The IEEE802.3af standard defines the amount of power that needs to be delivered to each device as well as the process that needs to be followed in order to determine if a device is capable of accepting power over Ethernet cabling. The standard also defines how power should be delivered to devices using the 10Base-T, 100Base-T and 1000Base-T networks.
How it works
In order to have a working PoE network, companies only need two major pieces of hardware, namely a Powered Device (PD) - this is the actual device that will receive the power - and the Power Sourcing Equipment (PSE), which will provide the power to the PD.
Two variants of the PSE are available, midspan and endspan, each designed with a specific network design in mind.
"Midspan devices are commonly known as power injectors," says Holtzhausen. "These power injectors would typically be used when introducing PoE into an already existing network infrastructure," he adds. The midspan hub would be installed in between the Ethernet hub and the device requiring power.
"An endspan device is a PoE-capable hub," continues Holtzhausen. Basically an endspan device would replace an already existent hub or switch, thus being able to provide the receiving device with both data and power.
According to Holtzhausen, in the case of a 10Base-T network, the power is supplied over the unused cable pairs, but, in the case of 1000Base-T, where all the cables are used, the power is merely sent over the same cables that carry the data.
So should I install a PoE network?

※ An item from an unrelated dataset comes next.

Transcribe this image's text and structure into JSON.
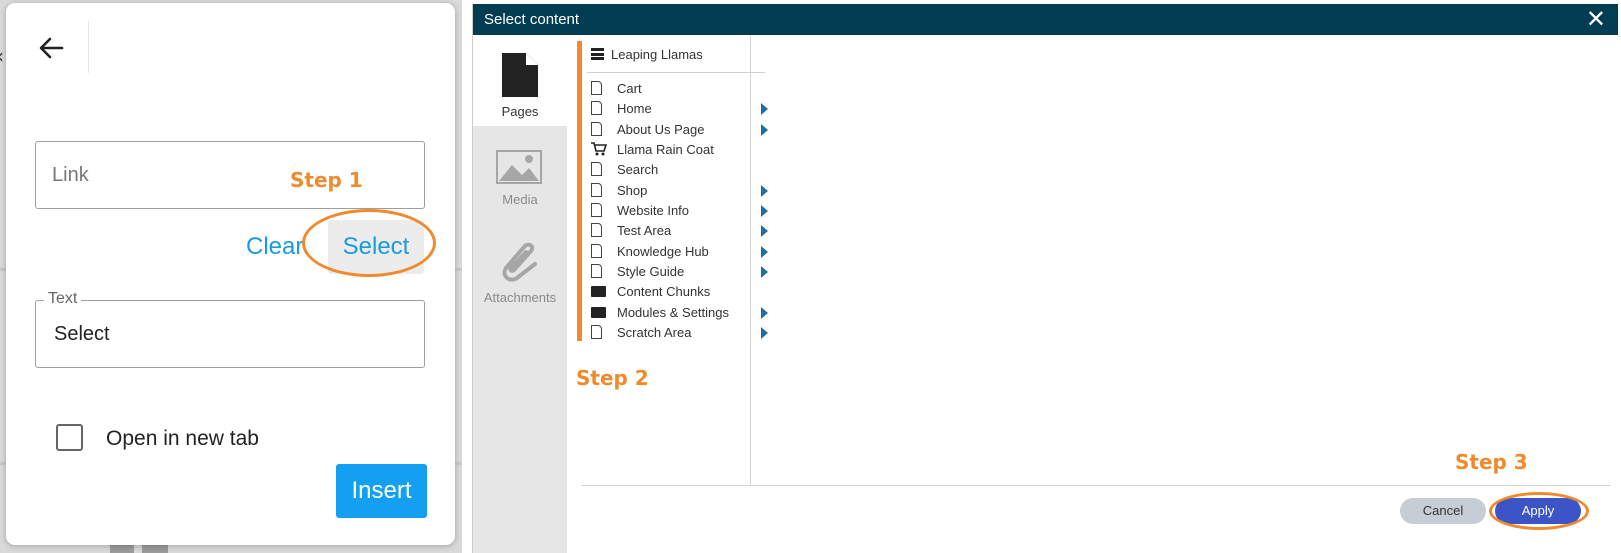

"PoE equipment is considerably more expensive than standard Ethernet equipment," comments Rickard. He says that if a company already has a working network in place it should not upgrade to PoE unless it will really have need for it in the next twelve months. "Companies that are planning on implementing a wireless network, and maybe even a VOIP system, may want to start looking PoE, but if a company has no plans to implement either of these technologies, it is really not worth it," he says.
On the other hand however, he says that companies that are just starting up, or companies that are putting a new network infrastructure in place, might want to go the PoE route. "Granted, wireless routers and VoIP phones are the only devices that are really driving the technology at the moment, but I feel that in the not too distant future more devices will be IEEE802.3af compliant," continues Rickard.
Rickard believes that notebooks, PDAs, smart phones, and perhaps even PCs, will soon be able to use a single cable for both power and data.
PoE sounds like a great technology, however, as with all good things in life, there are a couple of drawbacks.
The first is that when power is carried over data cables, one has to be very careful with the engineering around it, as it causes crosstalk, or interference with the data. This requires taking a step back and looking at the reasons for wanting to power devices through the data cable.
If the device is a phone, perhaps, it would be feasible, but with advances in ‘soft’ technology (such as soft phones), the need for power delivery through a cable becomes restricted to niche applications.
The second drawback is that the PSEs themselves generate heat. "The PSE has to get rid of the excess power flowing through it," says Holtzhauzen. "This is usually given off in the form of heat," he adds.
According to Holtzhauzen, administrators already have an ongoing problem with properly cooling their data centres, and introducing PSEs is just going to make the problem even worse. He advises that companies wanting to introduce PoE should make sure that their data centres are already properly cooled, and can handle the excess heat.